The Scottish Parliament debated the Bill on 10 November and overwhelmingly passed a motion critical of the legislation. MSPs recognised many of UNISON’s arguments on the impact the legislation has on Scotland’s industrial relations culture, particularly in the public sector.
The Scottish Government then tabled a Legislative Consent Memorandum, which argues that the Bill has devolved aspects that require the approval of the Scottish Parliament through a Legislative Consent Motion (LCM)
The Presiding Officer has ruled this motion incompetent, wrongly in our view. Subsequently, we set out how this could be dealt with by changing the Parliament’s Standing Orders and that proposal has been submitted to the Standards Committee.
The Bill was also referred to the Devolution Committee and their highly critical report was debated in parliament on 26 January, when parliament yet again passed a critical motion.
The Welsh Assembly has been more robust in its approach and has passed an LCM and threatened to pass a Bill repealing the provisions that conflict with devolved matters. Their approach may result in the Bill being referred to the Supreme Court.
Resisting the Bill
The Scottish Government has made it clear that they will not willingly cooperate with the Bill. CoSLA has taken a strong stance against the Bill and a number of councils have passed motions indicating that they will not cooperate with the legislation if it is passed.
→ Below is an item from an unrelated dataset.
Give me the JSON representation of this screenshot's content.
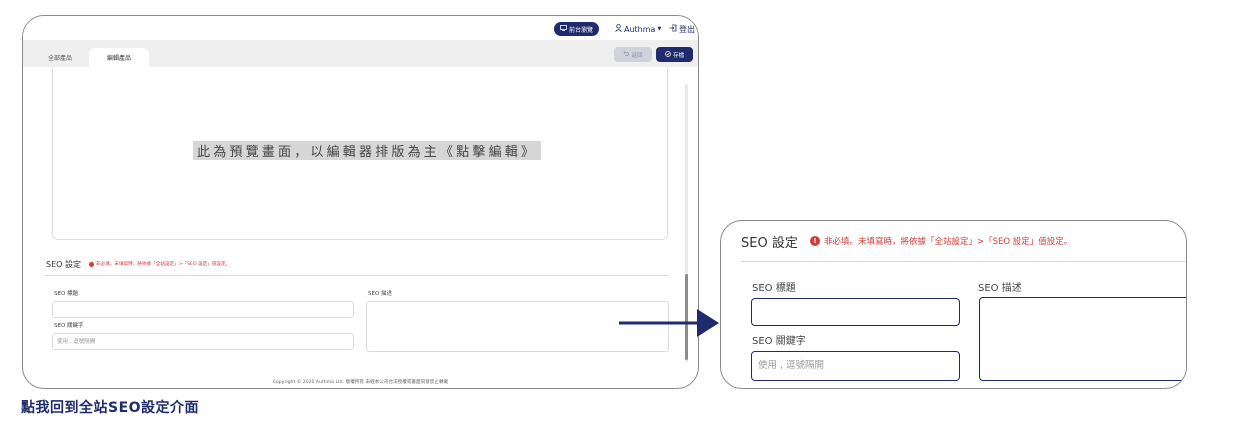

During the last Parliamentary debate, Labour indicated that they had received initial legal advice that the Bill was contrary to the Human Rights Act. Under the Scotland Act, the Scottish Government and public bodies cannot do anything that is ‘incompatible with any convention’ and that includes the ECHR. We are assisting with firming up that legal position, as it is consistent with our view of the legislation as outlined in Briefing 68.
Another example of how the Trade Union Bill conflicts with devolved matters is NHS staff governance and partnership. The NHS Reform (Scotland) Act 2004 (s3(2)) reinforced this commitment by legislation.
The Staff Governance Standard requires a level of engagement from trade unions that is underpinned by facility time. Staff governance is viewed as an investment in patient care because Staff who are well informed, appropriately trained and sharing best practices, can influence and deliver services to the best of their ability in the changing health care setting.
While similar arguments apply to industrial relations structures in other public bodies, NHS Scotland has a statutory duty to maintain staff governance, creating a conflict of laws.
The parliamentary campaign has to be supported by activity on the ground.
Branches have been asked to make the Trade Union Bill a feature of AGMs this year. New pop-up banners and leaflets will be available for use at these events.
UNISON Week is supporting the TUC ‘Unions Week’ on 8-14 February. The week is about celebrating UNISON and the achievement of all unions, and making sure we are the strongest union we can be.
The STUC campaign focus is a Day of Action on 29 February. The aim is to show how the Bill will impact on workplace industrial relations and we will be discussing this at UNISON Scottish Council Meeting on 6th February
Every UNISON branch has to hold an Annual General Meeting. As a branch who covers 4 health boards and has members based around the country, we hold a series of aggregate AGM's, 11 meetings in total.
Every branch member is invited to attend 1 of these meetings, where election of stewards and officials are elected and/or ratified. Local issues may also be discussed. Other important business will also be addressed.
A full list of meeting locations, dates and times are included within the attached Branch Annual Report. This report is also posted out to every single branch member's home address (Assuming your address details are current and you have updated this branch)
This report also includes information on work carried out in the past year and a number of branch officer reports.